■ **Given records**
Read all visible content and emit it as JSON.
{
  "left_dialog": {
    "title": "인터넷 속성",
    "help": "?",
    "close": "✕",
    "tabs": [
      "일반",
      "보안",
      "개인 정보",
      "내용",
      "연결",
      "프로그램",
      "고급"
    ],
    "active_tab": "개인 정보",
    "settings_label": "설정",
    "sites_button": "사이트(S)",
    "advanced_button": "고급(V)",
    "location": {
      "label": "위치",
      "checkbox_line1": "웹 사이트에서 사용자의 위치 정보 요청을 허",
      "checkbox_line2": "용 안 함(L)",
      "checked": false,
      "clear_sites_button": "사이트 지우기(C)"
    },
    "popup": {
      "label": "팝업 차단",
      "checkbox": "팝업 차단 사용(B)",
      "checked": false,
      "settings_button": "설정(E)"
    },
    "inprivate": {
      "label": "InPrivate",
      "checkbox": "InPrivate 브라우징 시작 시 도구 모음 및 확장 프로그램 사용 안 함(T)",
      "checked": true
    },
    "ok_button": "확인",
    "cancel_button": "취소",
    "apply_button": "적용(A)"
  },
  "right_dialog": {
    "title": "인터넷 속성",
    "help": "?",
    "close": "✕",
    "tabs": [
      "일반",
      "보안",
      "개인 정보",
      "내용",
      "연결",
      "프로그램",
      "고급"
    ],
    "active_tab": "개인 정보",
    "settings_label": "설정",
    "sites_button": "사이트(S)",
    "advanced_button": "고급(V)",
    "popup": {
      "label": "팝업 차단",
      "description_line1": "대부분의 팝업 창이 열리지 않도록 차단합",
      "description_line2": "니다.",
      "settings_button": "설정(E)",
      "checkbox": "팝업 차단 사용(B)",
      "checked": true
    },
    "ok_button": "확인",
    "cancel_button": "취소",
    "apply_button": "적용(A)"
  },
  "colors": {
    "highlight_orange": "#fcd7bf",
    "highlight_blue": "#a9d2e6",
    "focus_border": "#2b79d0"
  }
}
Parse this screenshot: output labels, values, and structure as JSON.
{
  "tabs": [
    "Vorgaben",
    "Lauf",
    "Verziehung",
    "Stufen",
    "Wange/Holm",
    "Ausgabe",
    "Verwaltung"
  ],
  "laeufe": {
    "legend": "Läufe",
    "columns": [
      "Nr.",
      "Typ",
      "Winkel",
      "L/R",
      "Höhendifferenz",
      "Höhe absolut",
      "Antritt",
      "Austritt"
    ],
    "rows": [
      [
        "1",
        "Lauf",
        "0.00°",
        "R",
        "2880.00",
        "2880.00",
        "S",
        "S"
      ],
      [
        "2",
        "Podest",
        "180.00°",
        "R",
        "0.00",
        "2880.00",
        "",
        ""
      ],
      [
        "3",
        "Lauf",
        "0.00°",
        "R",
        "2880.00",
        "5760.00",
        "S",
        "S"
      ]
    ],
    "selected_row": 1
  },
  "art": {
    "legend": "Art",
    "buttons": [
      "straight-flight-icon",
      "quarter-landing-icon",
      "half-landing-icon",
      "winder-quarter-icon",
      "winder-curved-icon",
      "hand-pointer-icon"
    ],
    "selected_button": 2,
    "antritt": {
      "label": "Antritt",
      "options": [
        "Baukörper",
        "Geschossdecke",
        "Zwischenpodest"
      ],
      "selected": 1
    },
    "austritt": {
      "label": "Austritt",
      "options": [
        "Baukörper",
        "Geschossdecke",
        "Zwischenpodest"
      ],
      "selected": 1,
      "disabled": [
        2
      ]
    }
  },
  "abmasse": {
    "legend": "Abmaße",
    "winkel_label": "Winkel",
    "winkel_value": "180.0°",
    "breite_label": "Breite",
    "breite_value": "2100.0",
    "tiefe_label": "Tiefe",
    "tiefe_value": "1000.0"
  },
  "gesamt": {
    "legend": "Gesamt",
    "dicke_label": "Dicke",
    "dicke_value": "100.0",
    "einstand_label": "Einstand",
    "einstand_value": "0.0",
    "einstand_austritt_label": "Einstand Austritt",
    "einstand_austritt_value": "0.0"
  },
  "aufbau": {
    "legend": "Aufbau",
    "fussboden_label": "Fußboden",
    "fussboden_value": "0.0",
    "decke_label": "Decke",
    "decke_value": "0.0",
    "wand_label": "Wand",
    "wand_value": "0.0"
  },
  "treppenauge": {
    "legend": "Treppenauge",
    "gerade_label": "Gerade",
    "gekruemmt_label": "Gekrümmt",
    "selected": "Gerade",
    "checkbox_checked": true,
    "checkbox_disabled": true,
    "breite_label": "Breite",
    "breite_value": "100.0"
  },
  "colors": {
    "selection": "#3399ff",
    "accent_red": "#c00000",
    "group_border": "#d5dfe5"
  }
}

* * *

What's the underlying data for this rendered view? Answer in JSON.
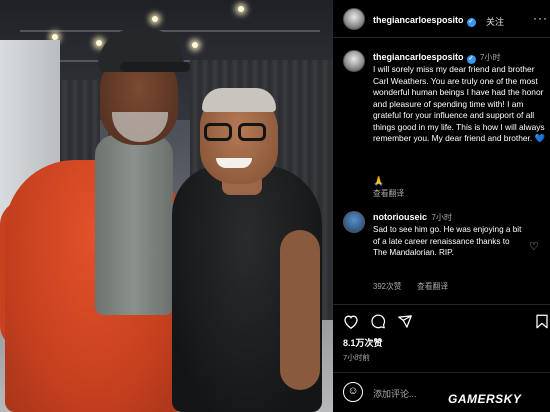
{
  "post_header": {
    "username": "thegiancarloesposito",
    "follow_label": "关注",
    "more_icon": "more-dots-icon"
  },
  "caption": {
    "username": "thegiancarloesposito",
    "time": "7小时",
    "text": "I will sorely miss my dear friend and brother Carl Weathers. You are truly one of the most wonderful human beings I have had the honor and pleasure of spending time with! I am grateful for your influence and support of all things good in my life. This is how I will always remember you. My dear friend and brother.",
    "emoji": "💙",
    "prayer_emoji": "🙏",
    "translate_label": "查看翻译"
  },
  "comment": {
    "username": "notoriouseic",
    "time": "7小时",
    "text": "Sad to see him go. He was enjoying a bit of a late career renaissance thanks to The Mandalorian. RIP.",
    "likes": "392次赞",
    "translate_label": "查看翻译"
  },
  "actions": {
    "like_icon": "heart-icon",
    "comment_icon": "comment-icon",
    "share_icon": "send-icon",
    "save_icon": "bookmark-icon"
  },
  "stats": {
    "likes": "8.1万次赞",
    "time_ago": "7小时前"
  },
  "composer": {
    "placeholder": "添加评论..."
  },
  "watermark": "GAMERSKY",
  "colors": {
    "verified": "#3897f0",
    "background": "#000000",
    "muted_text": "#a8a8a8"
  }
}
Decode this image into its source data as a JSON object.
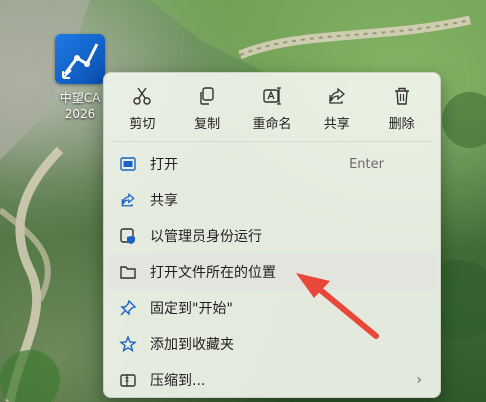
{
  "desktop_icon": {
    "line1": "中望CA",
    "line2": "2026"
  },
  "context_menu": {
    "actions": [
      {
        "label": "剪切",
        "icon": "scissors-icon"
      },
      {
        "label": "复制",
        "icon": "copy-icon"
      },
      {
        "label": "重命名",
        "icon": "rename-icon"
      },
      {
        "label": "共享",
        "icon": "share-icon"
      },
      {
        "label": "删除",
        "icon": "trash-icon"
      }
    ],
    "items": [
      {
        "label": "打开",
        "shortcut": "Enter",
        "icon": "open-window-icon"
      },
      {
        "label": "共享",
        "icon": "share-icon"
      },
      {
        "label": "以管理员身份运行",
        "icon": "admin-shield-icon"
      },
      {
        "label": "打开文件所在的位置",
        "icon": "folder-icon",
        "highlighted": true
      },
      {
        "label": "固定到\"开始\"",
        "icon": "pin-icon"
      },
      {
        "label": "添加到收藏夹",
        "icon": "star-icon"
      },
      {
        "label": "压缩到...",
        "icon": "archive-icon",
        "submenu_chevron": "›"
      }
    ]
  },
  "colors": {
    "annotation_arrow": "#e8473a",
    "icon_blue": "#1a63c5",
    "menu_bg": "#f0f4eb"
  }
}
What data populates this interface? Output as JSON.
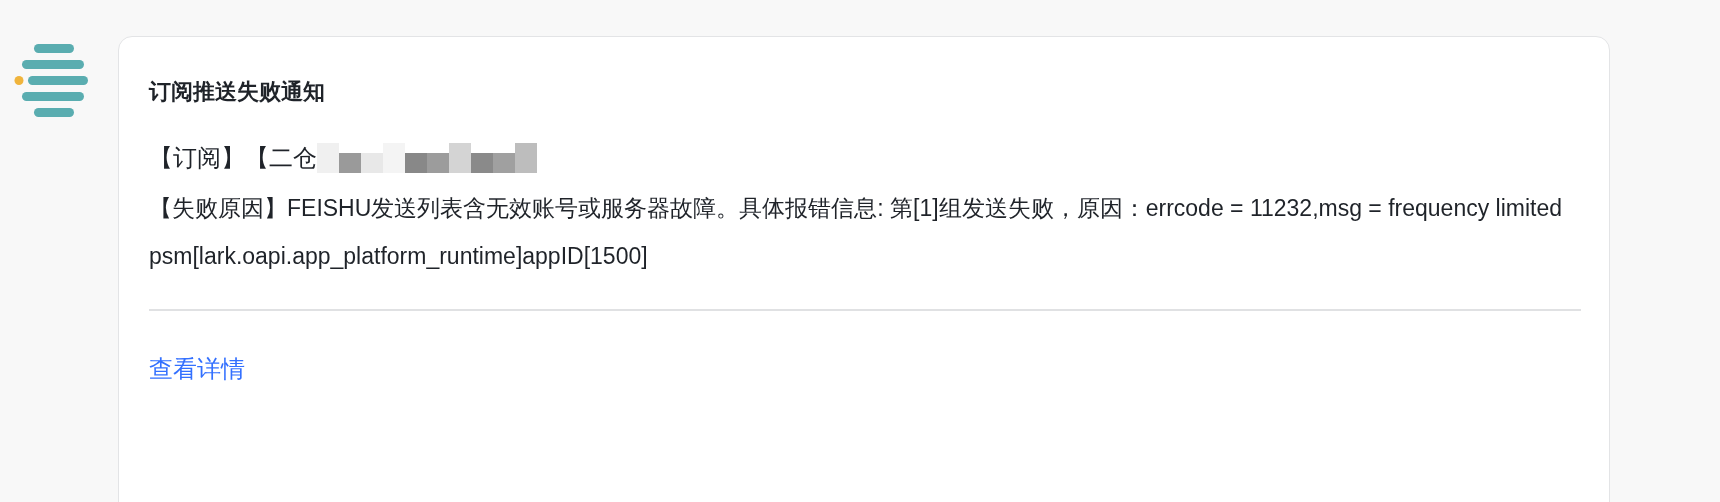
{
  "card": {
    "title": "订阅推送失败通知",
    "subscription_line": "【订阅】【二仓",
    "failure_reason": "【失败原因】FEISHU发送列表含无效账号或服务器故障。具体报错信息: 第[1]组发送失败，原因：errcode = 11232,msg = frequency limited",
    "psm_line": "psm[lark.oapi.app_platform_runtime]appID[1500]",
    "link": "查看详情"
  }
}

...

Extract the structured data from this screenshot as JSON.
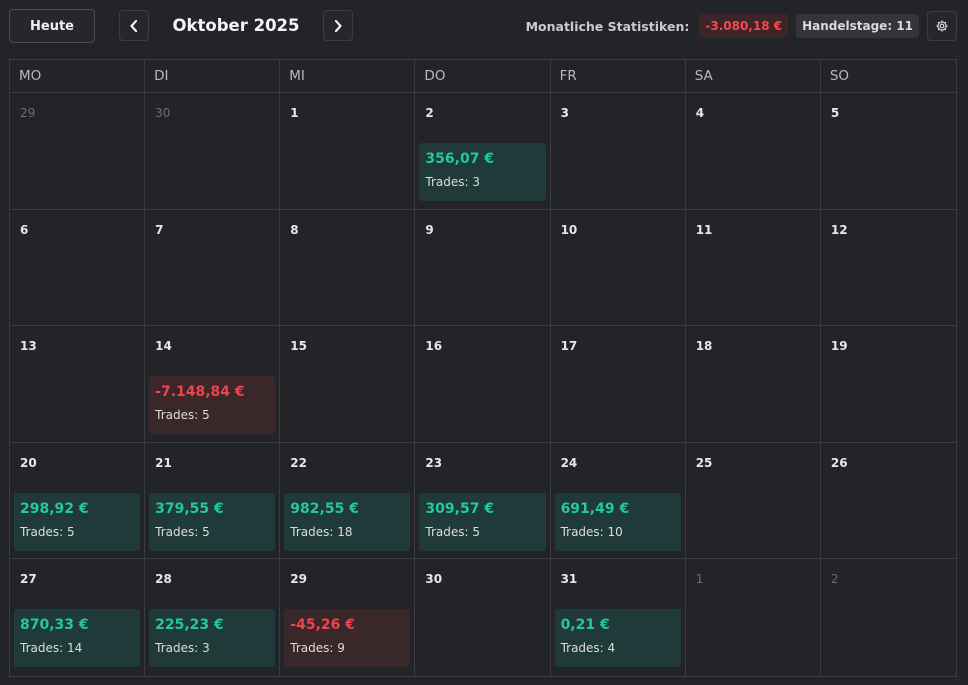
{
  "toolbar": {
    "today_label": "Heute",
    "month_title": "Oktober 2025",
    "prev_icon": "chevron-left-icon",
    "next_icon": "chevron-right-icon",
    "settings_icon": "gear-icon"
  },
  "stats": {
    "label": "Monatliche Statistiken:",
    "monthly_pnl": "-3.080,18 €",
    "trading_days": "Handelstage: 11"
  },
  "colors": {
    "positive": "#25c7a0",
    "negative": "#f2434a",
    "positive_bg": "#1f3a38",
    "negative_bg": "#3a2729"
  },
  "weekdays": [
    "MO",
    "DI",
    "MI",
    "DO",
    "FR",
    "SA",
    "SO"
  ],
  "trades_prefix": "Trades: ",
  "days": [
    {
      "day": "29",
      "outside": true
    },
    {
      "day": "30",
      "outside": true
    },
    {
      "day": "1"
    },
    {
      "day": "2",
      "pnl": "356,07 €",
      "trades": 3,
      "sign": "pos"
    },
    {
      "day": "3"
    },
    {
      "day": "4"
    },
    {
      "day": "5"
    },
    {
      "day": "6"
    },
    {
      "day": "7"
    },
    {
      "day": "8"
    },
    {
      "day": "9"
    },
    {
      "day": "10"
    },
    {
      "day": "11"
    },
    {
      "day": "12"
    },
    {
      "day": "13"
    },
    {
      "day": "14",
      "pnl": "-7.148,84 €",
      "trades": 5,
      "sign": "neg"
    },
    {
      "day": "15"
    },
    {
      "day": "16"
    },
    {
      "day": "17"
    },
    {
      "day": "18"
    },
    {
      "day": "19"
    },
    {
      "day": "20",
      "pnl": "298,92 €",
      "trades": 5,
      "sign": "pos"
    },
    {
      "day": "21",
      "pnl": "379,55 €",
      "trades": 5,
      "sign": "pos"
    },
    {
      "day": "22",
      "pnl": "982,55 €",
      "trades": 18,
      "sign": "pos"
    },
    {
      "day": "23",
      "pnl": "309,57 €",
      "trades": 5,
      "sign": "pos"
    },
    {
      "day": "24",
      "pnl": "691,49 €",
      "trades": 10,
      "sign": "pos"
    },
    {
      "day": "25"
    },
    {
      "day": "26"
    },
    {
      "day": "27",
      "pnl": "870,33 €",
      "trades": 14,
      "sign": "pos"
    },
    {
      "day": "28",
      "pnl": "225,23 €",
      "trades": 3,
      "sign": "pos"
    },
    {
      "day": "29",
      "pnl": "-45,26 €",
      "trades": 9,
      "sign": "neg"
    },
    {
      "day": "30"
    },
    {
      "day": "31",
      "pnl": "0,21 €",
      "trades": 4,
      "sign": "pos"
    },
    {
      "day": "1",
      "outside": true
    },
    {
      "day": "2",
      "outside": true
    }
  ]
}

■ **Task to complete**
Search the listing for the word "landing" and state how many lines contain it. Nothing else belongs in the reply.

■ **Output below**
2